__TASK DESCRIPTION__
Please copy out each line of the listing that contains the word "content".

__MATERIALS PROVIDED__
◇ ◇ ◇ ◇
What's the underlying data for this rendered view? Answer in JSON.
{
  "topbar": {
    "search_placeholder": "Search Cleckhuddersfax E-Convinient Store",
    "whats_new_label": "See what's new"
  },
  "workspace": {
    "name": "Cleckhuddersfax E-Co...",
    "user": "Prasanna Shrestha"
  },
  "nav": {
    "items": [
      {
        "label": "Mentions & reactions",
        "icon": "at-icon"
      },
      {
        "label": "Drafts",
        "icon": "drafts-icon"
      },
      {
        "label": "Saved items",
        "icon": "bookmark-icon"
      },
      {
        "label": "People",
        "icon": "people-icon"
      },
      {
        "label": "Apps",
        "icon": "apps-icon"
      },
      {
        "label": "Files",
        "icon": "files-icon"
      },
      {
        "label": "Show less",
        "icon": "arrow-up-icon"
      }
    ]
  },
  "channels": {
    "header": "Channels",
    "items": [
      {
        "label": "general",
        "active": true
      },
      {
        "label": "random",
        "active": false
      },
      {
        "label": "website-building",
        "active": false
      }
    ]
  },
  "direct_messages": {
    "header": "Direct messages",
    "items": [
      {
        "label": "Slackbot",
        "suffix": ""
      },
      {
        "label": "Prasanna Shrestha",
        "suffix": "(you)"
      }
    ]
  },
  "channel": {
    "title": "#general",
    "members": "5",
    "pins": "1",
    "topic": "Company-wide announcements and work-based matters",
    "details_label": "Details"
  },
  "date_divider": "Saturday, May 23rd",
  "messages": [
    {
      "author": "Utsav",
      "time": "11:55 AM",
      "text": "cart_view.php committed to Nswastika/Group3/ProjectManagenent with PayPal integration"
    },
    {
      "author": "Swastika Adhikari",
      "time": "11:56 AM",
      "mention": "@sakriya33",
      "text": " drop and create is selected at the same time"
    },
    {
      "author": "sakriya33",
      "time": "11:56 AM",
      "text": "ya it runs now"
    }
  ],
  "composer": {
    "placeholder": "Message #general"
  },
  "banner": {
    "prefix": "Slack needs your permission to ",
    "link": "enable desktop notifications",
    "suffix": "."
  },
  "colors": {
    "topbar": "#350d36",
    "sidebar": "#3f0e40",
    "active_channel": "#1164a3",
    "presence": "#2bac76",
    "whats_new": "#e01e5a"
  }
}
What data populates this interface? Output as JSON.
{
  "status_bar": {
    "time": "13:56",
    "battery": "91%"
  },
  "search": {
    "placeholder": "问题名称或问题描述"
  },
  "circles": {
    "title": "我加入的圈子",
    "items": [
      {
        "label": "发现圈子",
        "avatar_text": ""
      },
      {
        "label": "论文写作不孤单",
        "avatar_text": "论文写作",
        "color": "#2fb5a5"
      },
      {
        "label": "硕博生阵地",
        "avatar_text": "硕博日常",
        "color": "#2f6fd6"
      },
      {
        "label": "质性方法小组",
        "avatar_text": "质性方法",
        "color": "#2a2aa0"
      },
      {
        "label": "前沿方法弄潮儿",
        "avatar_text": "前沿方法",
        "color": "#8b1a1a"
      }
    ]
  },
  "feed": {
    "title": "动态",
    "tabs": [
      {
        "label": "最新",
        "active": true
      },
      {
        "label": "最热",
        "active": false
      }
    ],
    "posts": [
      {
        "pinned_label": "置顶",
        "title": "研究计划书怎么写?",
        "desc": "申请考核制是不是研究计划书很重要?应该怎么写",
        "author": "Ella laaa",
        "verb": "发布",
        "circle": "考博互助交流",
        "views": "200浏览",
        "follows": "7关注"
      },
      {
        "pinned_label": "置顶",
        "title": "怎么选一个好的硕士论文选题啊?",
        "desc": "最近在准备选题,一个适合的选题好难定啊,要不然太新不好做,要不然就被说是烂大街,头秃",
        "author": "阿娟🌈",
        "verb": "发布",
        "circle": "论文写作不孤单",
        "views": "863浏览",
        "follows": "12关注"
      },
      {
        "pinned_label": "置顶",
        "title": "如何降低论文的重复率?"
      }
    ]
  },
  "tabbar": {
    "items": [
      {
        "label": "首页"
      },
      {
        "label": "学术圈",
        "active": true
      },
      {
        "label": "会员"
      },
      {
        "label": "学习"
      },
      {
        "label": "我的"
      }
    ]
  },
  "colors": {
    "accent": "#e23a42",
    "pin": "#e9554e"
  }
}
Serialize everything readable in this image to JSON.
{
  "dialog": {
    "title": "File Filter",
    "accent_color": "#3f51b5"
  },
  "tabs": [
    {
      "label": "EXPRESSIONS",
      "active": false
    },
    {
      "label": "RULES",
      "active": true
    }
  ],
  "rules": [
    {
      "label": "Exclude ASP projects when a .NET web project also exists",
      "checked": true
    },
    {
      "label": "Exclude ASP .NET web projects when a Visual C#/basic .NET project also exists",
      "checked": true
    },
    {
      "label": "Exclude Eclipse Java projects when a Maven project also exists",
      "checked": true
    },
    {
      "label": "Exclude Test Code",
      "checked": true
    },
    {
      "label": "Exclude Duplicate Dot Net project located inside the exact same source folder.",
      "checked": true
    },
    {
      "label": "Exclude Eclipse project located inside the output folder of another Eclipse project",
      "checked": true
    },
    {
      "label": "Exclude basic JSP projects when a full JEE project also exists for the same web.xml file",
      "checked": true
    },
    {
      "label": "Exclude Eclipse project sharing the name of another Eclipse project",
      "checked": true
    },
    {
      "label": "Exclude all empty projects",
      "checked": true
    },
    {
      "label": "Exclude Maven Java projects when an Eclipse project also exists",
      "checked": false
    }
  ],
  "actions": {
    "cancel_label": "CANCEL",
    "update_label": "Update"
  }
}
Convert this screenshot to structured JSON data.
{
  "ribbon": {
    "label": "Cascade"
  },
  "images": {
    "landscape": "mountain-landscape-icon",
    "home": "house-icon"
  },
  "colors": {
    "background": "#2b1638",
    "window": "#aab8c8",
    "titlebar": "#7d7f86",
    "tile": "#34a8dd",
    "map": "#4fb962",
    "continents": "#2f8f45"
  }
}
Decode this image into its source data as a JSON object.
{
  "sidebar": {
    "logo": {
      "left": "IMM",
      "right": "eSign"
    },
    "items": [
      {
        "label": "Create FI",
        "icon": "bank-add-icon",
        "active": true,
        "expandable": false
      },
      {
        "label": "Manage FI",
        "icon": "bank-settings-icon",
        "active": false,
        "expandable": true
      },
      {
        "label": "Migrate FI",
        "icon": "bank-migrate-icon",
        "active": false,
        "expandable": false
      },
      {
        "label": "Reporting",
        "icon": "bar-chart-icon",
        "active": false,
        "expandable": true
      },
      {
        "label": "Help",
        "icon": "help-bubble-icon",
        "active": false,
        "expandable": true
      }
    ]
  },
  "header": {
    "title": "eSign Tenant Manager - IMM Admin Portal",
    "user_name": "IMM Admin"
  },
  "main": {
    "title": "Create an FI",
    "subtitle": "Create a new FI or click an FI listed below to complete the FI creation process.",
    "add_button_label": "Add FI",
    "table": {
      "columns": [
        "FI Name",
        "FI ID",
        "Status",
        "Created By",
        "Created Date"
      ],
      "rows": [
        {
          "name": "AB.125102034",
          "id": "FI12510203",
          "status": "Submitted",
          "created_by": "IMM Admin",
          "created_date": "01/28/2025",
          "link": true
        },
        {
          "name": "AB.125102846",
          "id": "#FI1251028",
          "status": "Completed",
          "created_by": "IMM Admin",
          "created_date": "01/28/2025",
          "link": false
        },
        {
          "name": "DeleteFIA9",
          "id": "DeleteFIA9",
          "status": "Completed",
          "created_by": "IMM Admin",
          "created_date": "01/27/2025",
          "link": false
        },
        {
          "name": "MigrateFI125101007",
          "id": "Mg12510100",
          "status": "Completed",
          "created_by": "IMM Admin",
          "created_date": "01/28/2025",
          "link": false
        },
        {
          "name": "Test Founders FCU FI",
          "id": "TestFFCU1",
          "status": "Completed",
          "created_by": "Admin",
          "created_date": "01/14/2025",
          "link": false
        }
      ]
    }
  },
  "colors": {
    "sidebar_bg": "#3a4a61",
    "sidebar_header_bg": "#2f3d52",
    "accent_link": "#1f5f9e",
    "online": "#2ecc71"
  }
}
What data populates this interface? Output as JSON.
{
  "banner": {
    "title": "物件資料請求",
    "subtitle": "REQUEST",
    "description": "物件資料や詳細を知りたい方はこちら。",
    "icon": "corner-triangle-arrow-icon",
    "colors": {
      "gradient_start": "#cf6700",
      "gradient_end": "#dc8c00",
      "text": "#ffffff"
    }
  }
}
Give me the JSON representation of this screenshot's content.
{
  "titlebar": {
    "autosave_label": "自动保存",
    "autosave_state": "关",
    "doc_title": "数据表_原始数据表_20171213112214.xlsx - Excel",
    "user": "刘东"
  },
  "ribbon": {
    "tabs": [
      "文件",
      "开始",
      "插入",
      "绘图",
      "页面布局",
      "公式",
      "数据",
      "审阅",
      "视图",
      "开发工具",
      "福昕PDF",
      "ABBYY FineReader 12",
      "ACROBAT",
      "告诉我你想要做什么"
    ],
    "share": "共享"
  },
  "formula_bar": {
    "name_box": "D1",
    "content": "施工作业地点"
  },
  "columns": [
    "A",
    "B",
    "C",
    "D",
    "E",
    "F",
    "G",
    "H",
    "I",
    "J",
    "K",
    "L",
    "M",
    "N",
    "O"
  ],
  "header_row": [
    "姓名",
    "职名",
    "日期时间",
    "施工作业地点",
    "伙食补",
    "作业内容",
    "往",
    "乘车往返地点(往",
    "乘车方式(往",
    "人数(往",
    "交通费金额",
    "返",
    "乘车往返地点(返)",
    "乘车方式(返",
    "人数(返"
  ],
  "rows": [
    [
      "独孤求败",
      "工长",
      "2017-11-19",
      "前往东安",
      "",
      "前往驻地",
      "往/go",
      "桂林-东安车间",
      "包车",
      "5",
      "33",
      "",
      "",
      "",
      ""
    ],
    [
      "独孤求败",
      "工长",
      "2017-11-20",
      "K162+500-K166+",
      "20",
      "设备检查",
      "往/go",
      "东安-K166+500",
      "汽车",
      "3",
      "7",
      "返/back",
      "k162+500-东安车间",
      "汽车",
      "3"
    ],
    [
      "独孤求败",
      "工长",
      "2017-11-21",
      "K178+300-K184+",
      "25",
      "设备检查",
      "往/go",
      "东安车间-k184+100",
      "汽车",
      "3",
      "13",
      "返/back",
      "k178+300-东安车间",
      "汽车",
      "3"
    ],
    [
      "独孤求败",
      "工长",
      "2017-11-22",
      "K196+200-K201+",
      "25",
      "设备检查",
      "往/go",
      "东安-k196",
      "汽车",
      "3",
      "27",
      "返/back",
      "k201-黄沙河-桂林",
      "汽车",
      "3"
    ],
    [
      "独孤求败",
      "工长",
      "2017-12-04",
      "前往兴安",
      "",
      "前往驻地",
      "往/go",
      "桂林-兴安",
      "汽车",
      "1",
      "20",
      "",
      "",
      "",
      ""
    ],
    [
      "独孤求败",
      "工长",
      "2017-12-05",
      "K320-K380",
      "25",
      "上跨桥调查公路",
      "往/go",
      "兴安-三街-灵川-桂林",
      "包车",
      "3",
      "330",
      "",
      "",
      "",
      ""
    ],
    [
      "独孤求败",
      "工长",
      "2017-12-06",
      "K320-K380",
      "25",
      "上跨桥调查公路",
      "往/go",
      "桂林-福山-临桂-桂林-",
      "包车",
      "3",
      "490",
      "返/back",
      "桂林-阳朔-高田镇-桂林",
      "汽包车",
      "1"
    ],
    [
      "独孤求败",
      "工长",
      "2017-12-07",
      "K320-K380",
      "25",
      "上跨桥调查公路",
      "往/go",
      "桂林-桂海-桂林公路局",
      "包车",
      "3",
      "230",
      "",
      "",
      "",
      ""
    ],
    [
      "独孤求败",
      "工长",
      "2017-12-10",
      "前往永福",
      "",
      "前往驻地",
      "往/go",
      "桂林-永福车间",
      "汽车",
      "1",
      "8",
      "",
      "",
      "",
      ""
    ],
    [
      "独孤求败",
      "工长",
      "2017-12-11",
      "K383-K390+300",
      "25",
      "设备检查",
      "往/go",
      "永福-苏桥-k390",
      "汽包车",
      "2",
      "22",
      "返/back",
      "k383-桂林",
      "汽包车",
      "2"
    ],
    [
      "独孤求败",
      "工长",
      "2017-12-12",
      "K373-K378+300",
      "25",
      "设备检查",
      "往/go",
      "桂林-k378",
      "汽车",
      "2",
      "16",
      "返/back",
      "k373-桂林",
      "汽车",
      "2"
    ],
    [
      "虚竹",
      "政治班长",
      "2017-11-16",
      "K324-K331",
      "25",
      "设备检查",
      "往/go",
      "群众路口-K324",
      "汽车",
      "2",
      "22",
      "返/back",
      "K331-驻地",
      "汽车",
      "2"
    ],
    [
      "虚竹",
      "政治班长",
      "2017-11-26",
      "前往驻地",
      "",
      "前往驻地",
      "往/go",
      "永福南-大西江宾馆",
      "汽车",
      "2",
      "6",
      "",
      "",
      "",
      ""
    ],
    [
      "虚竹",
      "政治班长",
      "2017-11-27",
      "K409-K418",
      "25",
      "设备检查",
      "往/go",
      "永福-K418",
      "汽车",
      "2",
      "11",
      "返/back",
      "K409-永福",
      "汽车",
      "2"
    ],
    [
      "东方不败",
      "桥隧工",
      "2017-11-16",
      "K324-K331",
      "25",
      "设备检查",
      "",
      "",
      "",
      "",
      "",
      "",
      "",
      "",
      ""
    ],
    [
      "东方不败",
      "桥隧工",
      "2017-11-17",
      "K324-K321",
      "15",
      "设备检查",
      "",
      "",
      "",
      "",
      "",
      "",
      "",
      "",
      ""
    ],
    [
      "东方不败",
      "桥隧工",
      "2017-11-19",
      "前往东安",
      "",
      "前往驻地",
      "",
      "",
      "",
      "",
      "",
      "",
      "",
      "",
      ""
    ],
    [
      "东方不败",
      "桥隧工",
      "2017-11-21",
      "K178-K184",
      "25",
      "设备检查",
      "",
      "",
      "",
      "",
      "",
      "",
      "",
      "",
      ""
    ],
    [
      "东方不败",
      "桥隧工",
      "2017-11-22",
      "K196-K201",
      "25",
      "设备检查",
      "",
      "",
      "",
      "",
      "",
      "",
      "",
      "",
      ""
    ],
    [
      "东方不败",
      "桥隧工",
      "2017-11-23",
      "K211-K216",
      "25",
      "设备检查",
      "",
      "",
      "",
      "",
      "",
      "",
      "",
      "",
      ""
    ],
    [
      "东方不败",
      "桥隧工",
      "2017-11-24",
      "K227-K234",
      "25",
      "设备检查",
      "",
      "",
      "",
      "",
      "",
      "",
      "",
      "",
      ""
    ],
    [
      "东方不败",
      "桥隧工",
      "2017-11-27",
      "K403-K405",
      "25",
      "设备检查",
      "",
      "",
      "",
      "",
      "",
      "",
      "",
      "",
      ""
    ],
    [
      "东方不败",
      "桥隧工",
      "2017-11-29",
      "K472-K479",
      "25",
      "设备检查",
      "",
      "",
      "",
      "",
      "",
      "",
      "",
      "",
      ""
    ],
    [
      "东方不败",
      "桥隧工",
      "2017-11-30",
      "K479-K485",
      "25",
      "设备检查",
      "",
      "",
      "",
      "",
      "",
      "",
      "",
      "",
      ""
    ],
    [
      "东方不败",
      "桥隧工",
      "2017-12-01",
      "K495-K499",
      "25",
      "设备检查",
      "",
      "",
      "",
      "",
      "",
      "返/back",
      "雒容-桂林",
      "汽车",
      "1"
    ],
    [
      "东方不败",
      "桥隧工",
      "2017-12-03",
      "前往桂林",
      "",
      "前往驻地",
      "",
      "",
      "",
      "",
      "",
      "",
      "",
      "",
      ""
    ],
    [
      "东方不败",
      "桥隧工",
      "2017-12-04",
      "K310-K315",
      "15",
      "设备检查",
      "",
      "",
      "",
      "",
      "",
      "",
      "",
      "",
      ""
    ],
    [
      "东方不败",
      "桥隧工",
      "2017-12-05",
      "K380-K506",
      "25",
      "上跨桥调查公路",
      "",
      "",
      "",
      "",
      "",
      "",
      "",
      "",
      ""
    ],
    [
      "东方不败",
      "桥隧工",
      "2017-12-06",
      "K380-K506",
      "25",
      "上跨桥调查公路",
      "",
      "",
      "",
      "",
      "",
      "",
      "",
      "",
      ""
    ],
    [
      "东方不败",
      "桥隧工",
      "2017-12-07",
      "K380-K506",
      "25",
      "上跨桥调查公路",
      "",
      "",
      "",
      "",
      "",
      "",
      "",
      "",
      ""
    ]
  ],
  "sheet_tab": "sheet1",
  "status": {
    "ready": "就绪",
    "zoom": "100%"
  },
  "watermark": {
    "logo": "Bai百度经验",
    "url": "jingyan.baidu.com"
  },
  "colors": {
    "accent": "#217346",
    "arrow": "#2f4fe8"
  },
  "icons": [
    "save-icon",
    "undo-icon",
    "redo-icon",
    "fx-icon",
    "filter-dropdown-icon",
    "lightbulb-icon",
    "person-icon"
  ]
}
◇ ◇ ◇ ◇
__WRITTEN ANSWER__
Give me the JSON representation of this screenshot's content.
    "content": "施工作业地点"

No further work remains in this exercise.